__Work item__: In the entries below, find the lines with the word "Demain" and copy them.

__Records for this exercise__:
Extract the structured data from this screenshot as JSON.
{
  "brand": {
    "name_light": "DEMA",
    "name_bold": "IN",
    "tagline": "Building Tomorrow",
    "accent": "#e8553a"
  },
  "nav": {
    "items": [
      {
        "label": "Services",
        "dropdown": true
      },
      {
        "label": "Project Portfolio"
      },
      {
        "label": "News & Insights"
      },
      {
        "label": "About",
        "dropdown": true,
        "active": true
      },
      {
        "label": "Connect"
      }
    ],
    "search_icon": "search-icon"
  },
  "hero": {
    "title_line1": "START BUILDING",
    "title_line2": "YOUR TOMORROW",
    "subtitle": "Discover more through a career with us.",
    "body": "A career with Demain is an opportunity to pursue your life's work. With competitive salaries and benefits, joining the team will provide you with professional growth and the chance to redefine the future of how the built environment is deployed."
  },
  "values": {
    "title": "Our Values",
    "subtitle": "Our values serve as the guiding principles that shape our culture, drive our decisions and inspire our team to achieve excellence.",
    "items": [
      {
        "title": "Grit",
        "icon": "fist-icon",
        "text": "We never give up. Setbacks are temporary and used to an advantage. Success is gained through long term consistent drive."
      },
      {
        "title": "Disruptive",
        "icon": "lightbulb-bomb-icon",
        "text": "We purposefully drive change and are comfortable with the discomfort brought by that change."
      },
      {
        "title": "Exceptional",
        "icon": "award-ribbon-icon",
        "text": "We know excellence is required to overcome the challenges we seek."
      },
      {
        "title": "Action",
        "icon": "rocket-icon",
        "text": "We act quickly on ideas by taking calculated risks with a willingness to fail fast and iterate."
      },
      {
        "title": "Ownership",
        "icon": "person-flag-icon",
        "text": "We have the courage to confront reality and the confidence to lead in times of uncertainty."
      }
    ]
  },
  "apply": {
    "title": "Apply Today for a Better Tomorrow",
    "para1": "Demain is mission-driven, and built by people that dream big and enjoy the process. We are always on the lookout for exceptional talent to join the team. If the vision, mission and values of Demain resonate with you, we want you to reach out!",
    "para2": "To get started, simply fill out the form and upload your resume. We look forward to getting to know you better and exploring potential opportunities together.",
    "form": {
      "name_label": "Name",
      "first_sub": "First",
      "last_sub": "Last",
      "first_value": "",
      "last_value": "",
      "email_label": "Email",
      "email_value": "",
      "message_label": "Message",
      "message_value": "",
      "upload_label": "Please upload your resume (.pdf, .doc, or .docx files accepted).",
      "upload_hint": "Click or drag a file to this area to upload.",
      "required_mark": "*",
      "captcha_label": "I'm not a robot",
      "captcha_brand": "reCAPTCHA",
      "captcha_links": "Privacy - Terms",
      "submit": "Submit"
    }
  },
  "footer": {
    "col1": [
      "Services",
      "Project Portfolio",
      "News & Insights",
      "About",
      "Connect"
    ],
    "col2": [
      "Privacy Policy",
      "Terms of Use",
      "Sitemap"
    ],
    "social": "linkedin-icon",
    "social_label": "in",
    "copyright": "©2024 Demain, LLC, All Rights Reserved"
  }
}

__Response for this exercise__:
    "body": "A career with Demain is an opportunity to pursue your life's work. With competitive salaries and benefits, joining the team will provide you with professional growth and the chance to redefine the future of how the built environment is deployed."
    "para1": "Demain is mission-driven, and built by people that dream big and enjoy the process. We are always on the lookout for exceptional talent to join the team. If the vision, mission and values of Demain resonate with you, we want you to reach out!",
    "copyright": "©2024 Demain, LLC, All Rights Reserved"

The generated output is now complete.